_TASK GOAL_. Give the records again exactly. Pictures do not belong in the copy.

_RECORDS SHOWN_.

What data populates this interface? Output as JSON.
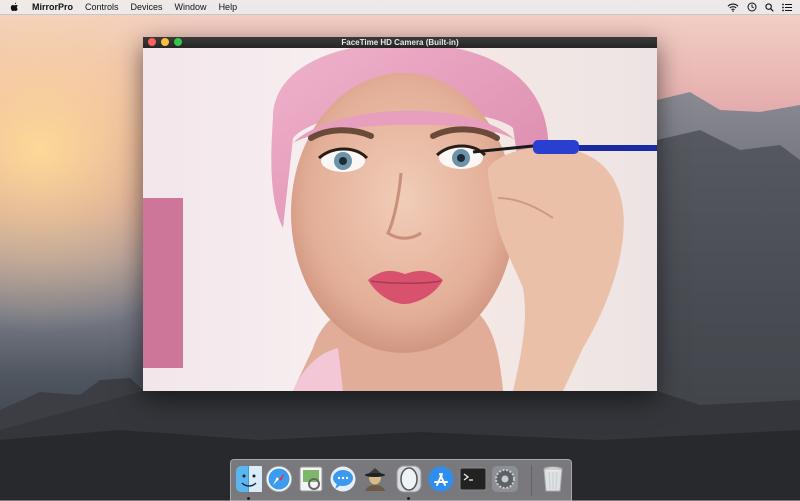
{
  "menubar": {
    "apple_icon": "apple-icon",
    "app_name": "MirrorPro",
    "menus": [
      "Controls",
      "Devices",
      "Window",
      "Help"
    ],
    "status_icons": [
      "wifi-icon",
      "clock-icon",
      "spotlight-search-icon",
      "notification-center-icon"
    ]
  },
  "window": {
    "title": "FaceTime HD Camera (Built-in)"
  },
  "dock": {
    "items": [
      {
        "name": "finder-icon",
        "running": true
      },
      {
        "name": "safari-icon",
        "running": false
      },
      {
        "name": "preview-icon",
        "running": false
      },
      {
        "name": "messages-icon",
        "running": false
      },
      {
        "name": "alfred-icon",
        "running": false
      },
      {
        "name": "mirrorpro-icon",
        "running": true
      },
      {
        "name": "app-store-icon",
        "running": false
      },
      {
        "name": "terminal-icon",
        "running": false
      },
      {
        "name": "system-preferences-icon",
        "running": false
      },
      {
        "name": "trash-icon",
        "running": false
      }
    ]
  },
  "colors": {
    "close": "#fc605c",
    "minimize": "#fdbc40",
    "maximize": "#34c84a"
  }
}
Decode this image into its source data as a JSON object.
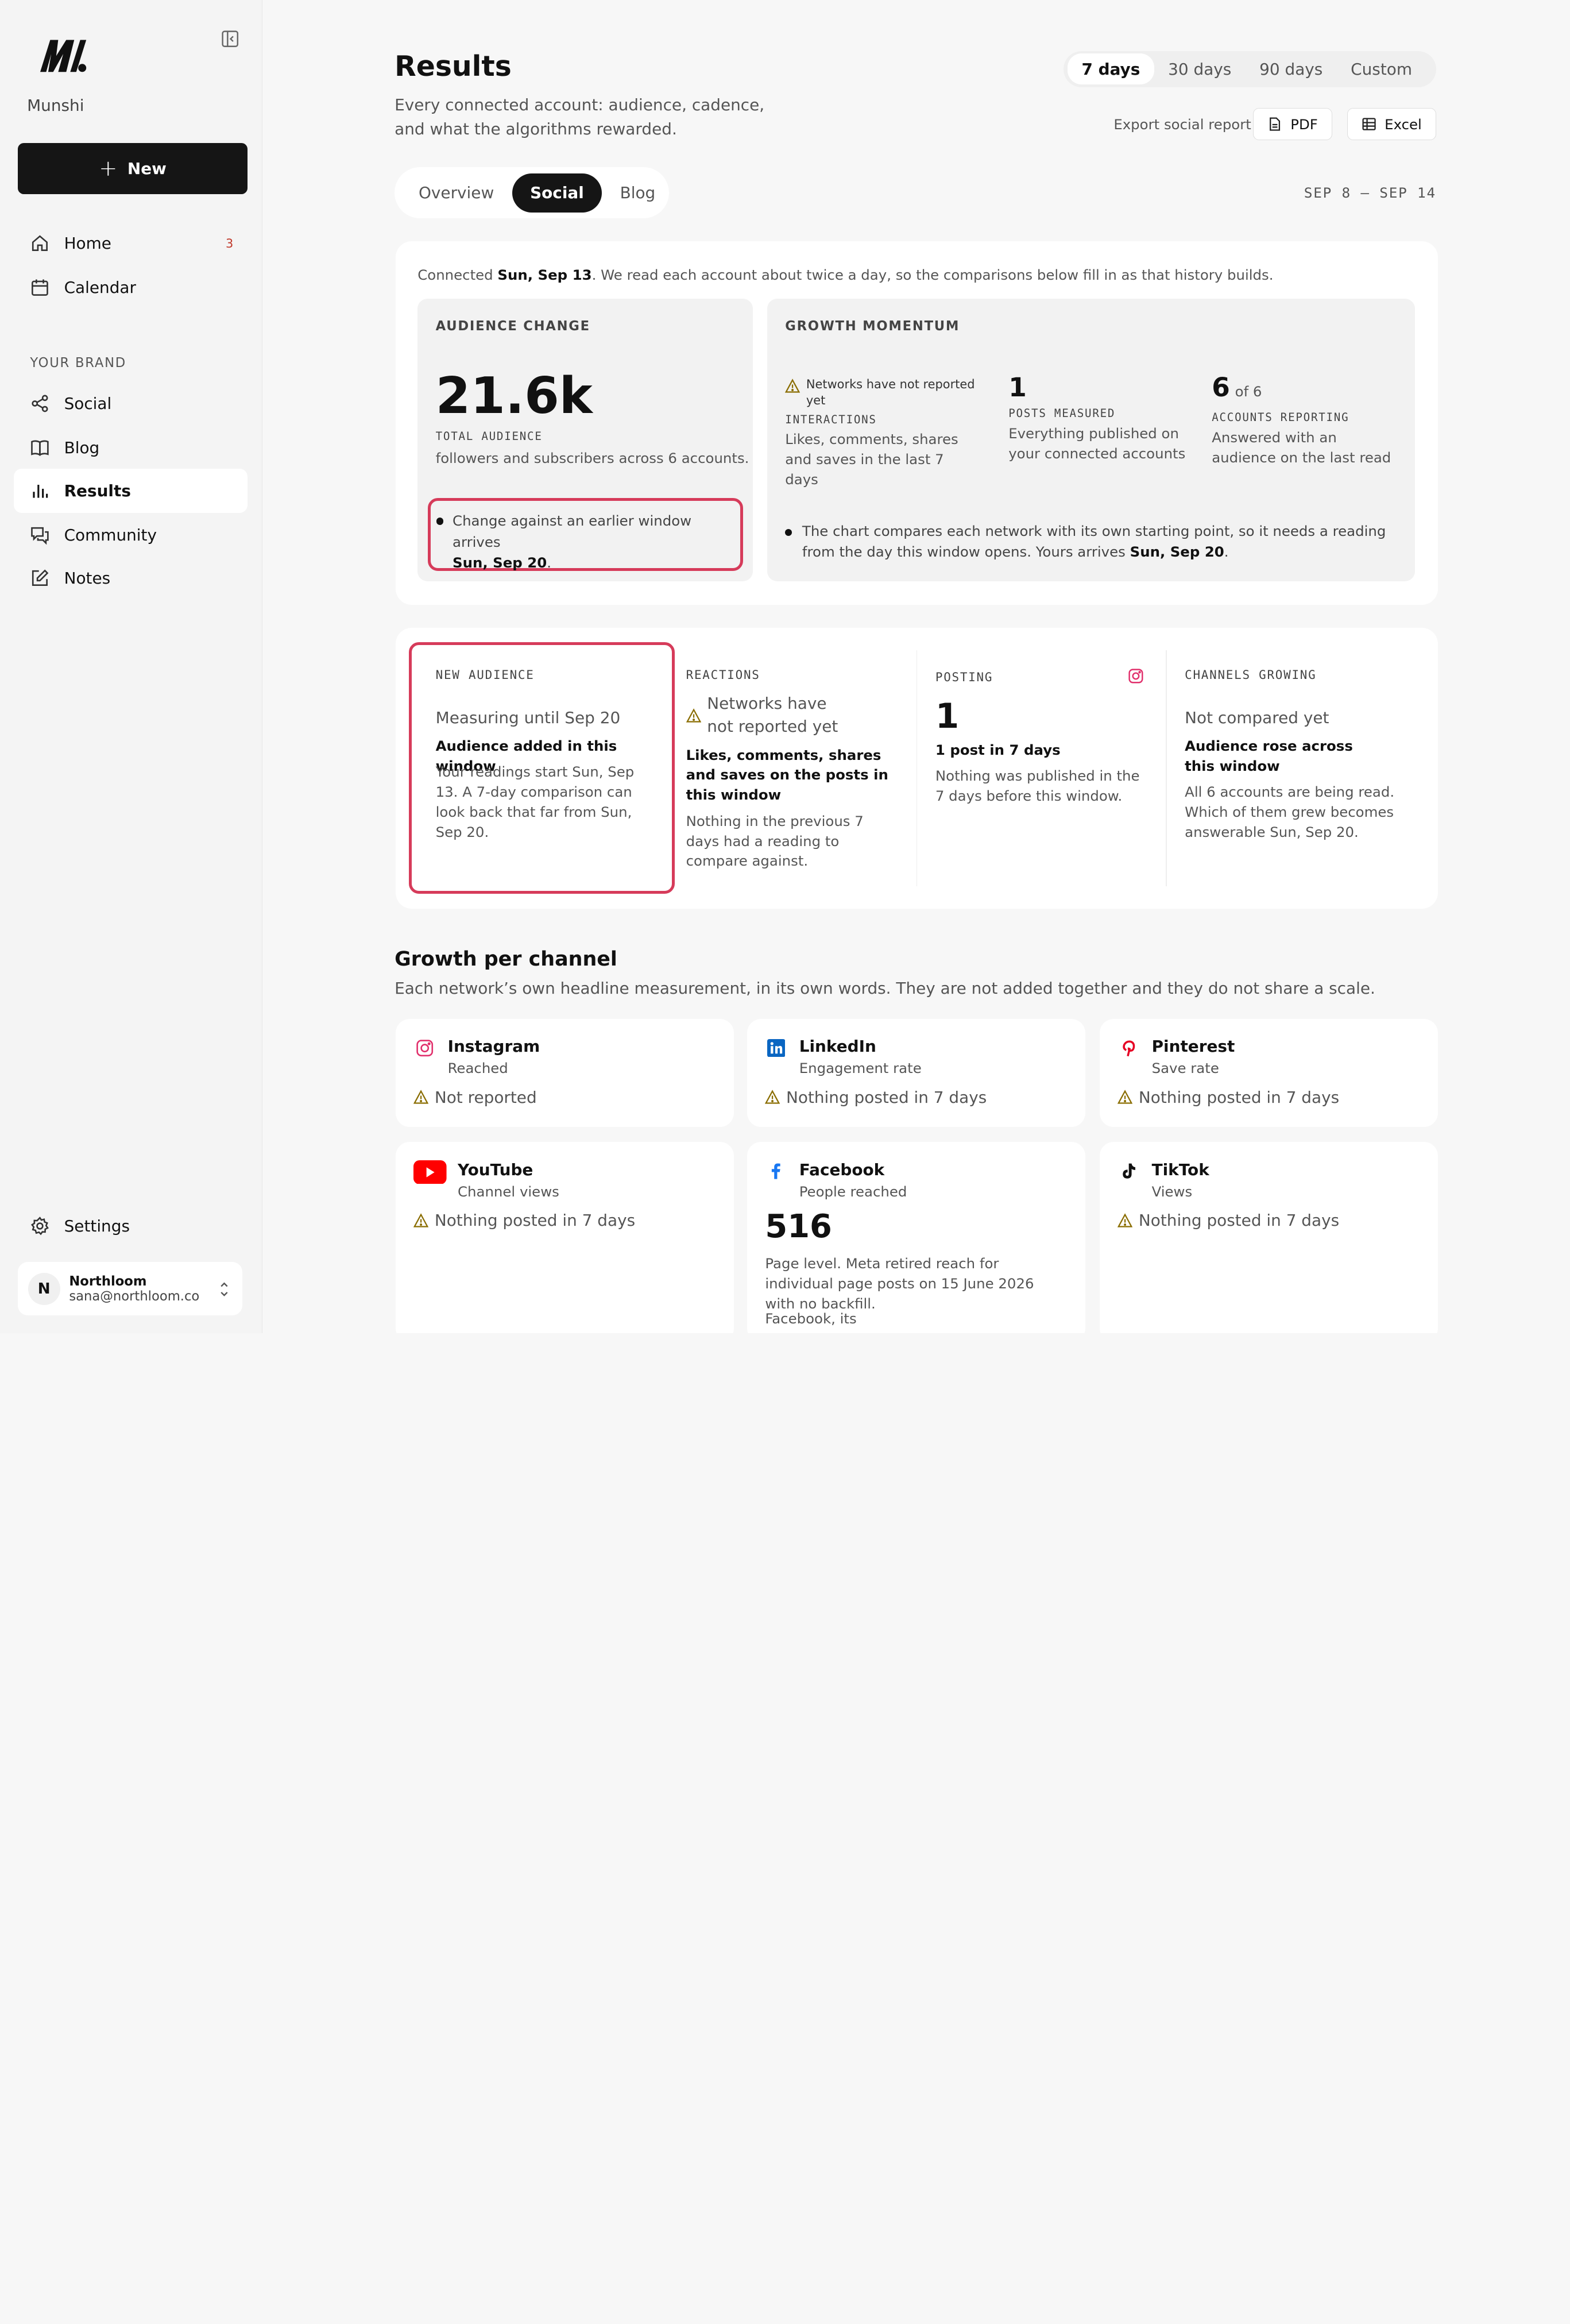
{
  "sidebar": {
    "brand": "Munshi",
    "new_label": "New",
    "nav": [
      {
        "label": "Home",
        "badge": "3"
      },
      {
        "label": "Calendar"
      }
    ],
    "section_label": "YOUR BRAND",
    "brand_nav": [
      {
        "label": "Social"
      },
      {
        "label": "Blog"
      },
      {
        "label": "Results",
        "active": true
      },
      {
        "label": "Community"
      },
      {
        "label": "Notes"
      }
    ],
    "settings_label": "Settings",
    "user": {
      "initial": "N",
      "name": "Northloom",
      "email": "sana@northloom.co"
    }
  },
  "header": {
    "title": "Results",
    "subtitle": "Every connected account: audience, cadence, and what the algorithms rewarded.",
    "range_tabs": [
      "7 days",
      "30 days",
      "90 days",
      "Custom"
    ],
    "active_range": "7 days",
    "export_label": "Export social report",
    "export_pdf": "PDF",
    "export_excel": "Excel",
    "view_tabs": [
      "Overview",
      "Social",
      "Blog"
    ],
    "active_view": "Social",
    "date_range": "SEP 8 – SEP 14"
  },
  "summary": {
    "connected_prefix": "Connected ",
    "connected_date": "Sun, Sep 13",
    "connected_suffix": ". We read each account about twice a day, so the comparisons below fill in as that history builds.",
    "audience": {
      "label": "AUDIENCE CHANGE",
      "value": "21.6k",
      "value_label": "TOTAL AUDIENCE",
      "desc": "followers and subscribers across 6 accounts.",
      "callout_text": "Change against an earlier window arrives",
      "callout_date": "Sun, Sep 20",
      "callout_end": "."
    },
    "momentum": {
      "label": "GROWTH MOMENTUM",
      "interactions_warning": "Networks have not reported yet",
      "interactions_label": "INTERACTIONS",
      "interactions_desc": "Likes, comments, shares and saves in the last 7 days",
      "posts_value": "1",
      "posts_label": "POSTS MEASURED",
      "posts_desc": "Everything published on your connected accounts",
      "accounts_value": "6",
      "accounts_of": "of 6",
      "accounts_label": "ACCOUNTS REPORTING",
      "accounts_desc": "Answered with an audience on the last read",
      "note_text": "The chart compares each network with its own starting point, so it needs a reading from the day this window opens. Yours arrives",
      "note_date": "Sun, Sep 20",
      "note_end": "."
    }
  },
  "kpis": {
    "new_audience": {
      "label": "NEW AUDIENCE",
      "status": "Measuring until Sep 20",
      "title": "Audience added in this window",
      "desc": "Your readings start Sun, Sep 13. A 7-day comparison can look back that far from Sun, Sep 20."
    },
    "reactions": {
      "label": "REACTIONS",
      "warning": "Networks have not reported yet",
      "title": "Likes, comments, shares and saves on the posts in this window",
      "desc": "Nothing in the previous 7 days had a reading to compare against."
    },
    "posting": {
      "label": "POSTING",
      "value": "1",
      "title": "1 post in 7 days",
      "desc": "Nothing was published in the 7 days before this window."
    },
    "channels": {
      "label": "CHANNELS GROWING",
      "status": "Not compared yet",
      "title": "Audience rose across this window",
      "desc": "All 6 accounts are being read. Which of them grew becomes answerable Sun, Sep 20."
    }
  },
  "growth": {
    "title": "Growth per channel",
    "subtitle": "Each network’s own headline measurement, in its own words. They are not added together and they do not share a scale.",
    "channels": [
      {
        "name": "Instagram",
        "metric": "Reached",
        "status": "Not reported",
        "icon": "instagram-icon",
        "color": "#e1306c"
      },
      {
        "name": "LinkedIn",
        "metric": "Engagement rate",
        "status": "Nothing posted in 7 days",
        "icon": "linkedin-icon",
        "color": "#0a66c2"
      },
      {
        "name": "Pinterest",
        "metric": "Save rate",
        "status": "Nothing posted in 7 days",
        "icon": "pinterest-icon",
        "color": "#e60023"
      },
      {
        "name": "YouTube",
        "metric": "Channel views",
        "status": "Nothing posted in 7 days",
        "icon": "youtube-icon",
        "color": "#ff0000"
      },
      {
        "name": "Facebook",
        "metric": "People reached",
        "value": "516",
        "desc": "Page level. Meta retired reach for individual page posts on 15 June 2026 with no backfill.",
        "desc2": "Facebook, its",
        "icon": "facebook-icon",
        "color": "#1877f2"
      },
      {
        "name": "TikTok",
        "metric": "Views",
        "status": "Nothing posted in 7 days",
        "icon": "tiktok-icon",
        "color": "#111111"
      }
    ]
  },
  "colors": {
    "accent_dark": "#151515",
    "highlight": "#d63b5a",
    "badge": "#c0392b"
  }
}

_RESPONSE_.
What data populates this interface? Output as JSON.
{
  "menubar": {
    "apple_icon": "apple-icon",
    "app_name": "MirrorPro",
    "menus": [
      "Controls",
      "Devices",
      "Window",
      "Help"
    ],
    "status_icons": [
      "wifi-icon",
      "clock-icon",
      "spotlight-search-icon",
      "notification-center-icon"
    ]
  },
  "window": {
    "title": "FaceTime HD Camera (Built-in)"
  },
  "dock": {
    "items": [
      {
        "name": "finder-icon",
        "running": true
      },
      {
        "name": "safari-icon",
        "running": false
      },
      {
        "name": "preview-icon",
        "running": false
      },
      {
        "name": "messages-icon",
        "running": false
      },
      {
        "name": "alfred-icon",
        "running": false
      },
      {
        "name": "mirrorpro-icon",
        "running": true
      },
      {
        "name": "app-store-icon",
        "running": false
      },
      {
        "name": "terminal-icon",
        "running": false
      },
      {
        "name": "system-preferences-icon",
        "running": false
      },
      {
        "name": "trash-icon",
        "running": false
      }
    ]
  },
  "colors": {
    "close": "#fc605c",
    "minimize": "#fdbc40",
    "maximize": "#34c84a"
  }
}
Decode this image into its source data as a JSON object.
{
  "sidebar": {
    "brand": "Munshi",
    "new_label": "New",
    "nav": [
      {
        "label": "Home",
        "badge": "3"
      },
      {
        "label": "Calendar"
      }
    ],
    "section_label": "YOUR BRAND",
    "brand_nav": [
      {
        "label": "Social"
      },
      {
        "label": "Blog"
      },
      {
        "label": "Results",
        "active": true
      },
      {
        "label": "Community"
      },
      {
        "label": "Notes"
      }
    ],
    "settings_label": "Settings",
    "user": {
      "initial": "N",
      "name": "Northloom",
      "email": "sana@northloom.co"
    }
  },
  "header": {
    "title": "Results",
    "subtitle": "Every connected account: audience, cadence, and what the algorithms rewarded.",
    "range_tabs": [
      "7 days",
      "30 days",
      "90 days",
      "Custom"
    ],
    "active_range": "7 days",
    "export_label": "Export social report",
    "export_pdf": "PDF",
    "export_excel": "Excel",
    "view_tabs": [
      "Overview",
      "Social",
      "Blog"
    ],
    "active_view": "Social",
    "date_range": "SEP 8 – SEP 14"
  },
  "summary": {
    "connected_prefix": "Connected ",
    "connected_date": "Sun, Sep 13",
    "connected_suffix": ". We read each account about twice a day, so the comparisons below fill in as that history builds.",
    "audience": {
      "label": "AUDIENCE CHANGE",
      "value": "21.6k",
      "value_label": "TOTAL AUDIENCE",
      "desc": "followers and subscribers across 6 accounts.",
      "callout_text": "Change against an earlier window arrives",
      "callout_date": "Sun, Sep 20",
      "callout_end": "."
    },
    "momentum": {
      "label": "GROWTH MOMENTUM",
      "interactions_warning": "Networks have not reported yet",
      "interactions_label": "INTERACTIONS",
      "interactions_desc": "Likes, comments, shares and saves in the last 7 days",
      "posts_value": "1",
      "posts_label": "POSTS MEASURED",
      "posts_desc": "Everything published on your connected accounts",
      "accounts_value": "6",
      "accounts_of": "of 6",
      "accounts_label": "ACCOUNTS REPORTING",
      "accounts_desc": "Answered with an audience on the last read",
      "note_text": "The chart compares each network with its own starting point, so it needs a reading from the day this window opens. Yours arrives",
      "note_date": "Sun, Sep 20",
      "note_end": "."
    }
  },
  "kpis": {
    "new_audience": {
      "label": "NEW AUDIENCE",
      "status": "Measuring until Sep 20",
      "title": "Audience added in this window",
      "desc": "Your readings start Sun, Sep 13. A 7-day comparison can look back that far from Sun, Sep 20."
    },
    "reactions": {
      "label": "REACTIONS",
      "warning": "Networks have not reported yet",
      "title": "Likes, comments, shares and saves on the posts in this window",
      "desc": "Nothing in the previous 7 days had a reading to compare against."
    },
    "posting": {
      "label": "POSTING",
      "value": "1",
      "title": "1 post in 7 days",
      "desc": "Nothing was published in the 7 days before this window."
    },
    "channels": {
      "label": "CHANNELS GROWING",
      "status": "Not compared yet",
      "title": "Audience rose across this window",
      "desc": "All 6 accounts are being read. Which of them grew becomes answerable Sun, Sep 20."
    }
  },
  "growth": {
    "title": "Growth per channel",
    "subtitle": "Each network’s own headline measurement, in its own words. They are not added together and they do not share a scale.",
    "channels": [
      {
        "name": "Instagram",
        "metric": "Reached",
        "status": "Not reported",
        "icon": "instagram-icon",
        "color": "#e1306c"
      },
      {
        "name": "LinkedIn",
        "metric": "Engagement rate",
        "status": "Nothing posted in 7 days",
        "icon": "linkedin-icon",
        "color": "#0a66c2"
      },
      {
        "name": "Pinterest",
        "metric": "Save rate",
        "status": "Nothing posted in 7 days",
        "icon": "pinterest-icon",
        "color": "#e60023"
      },
      {
        "name": "YouTube",
        "metric": "Channel views",
        "status": "Nothing posted in 7 days",
        "icon": "youtube-icon",
        "color": "#ff0000"
      },
      {
        "name": "Facebook",
        "metric": "People reached",
        "value": "516",
        "desc": "Page level. Meta retired reach for individual page posts on 15 June 2026 with no backfill.",
        "desc2": "Facebook, its",
        "icon": "facebook-icon",
        "color": "#1877f2"
      },
      {
        "name": "TikTok",
        "metric": "Views",
        "status": "Nothing posted in 7 days",
        "icon": "tiktok-icon",
        "color": "#111111"
      }
    ]
  },
  "colors": {
    "accent_dark": "#151515",
    "highlight": "#d63b5a",
    "badge": "#c0392b"
  }
}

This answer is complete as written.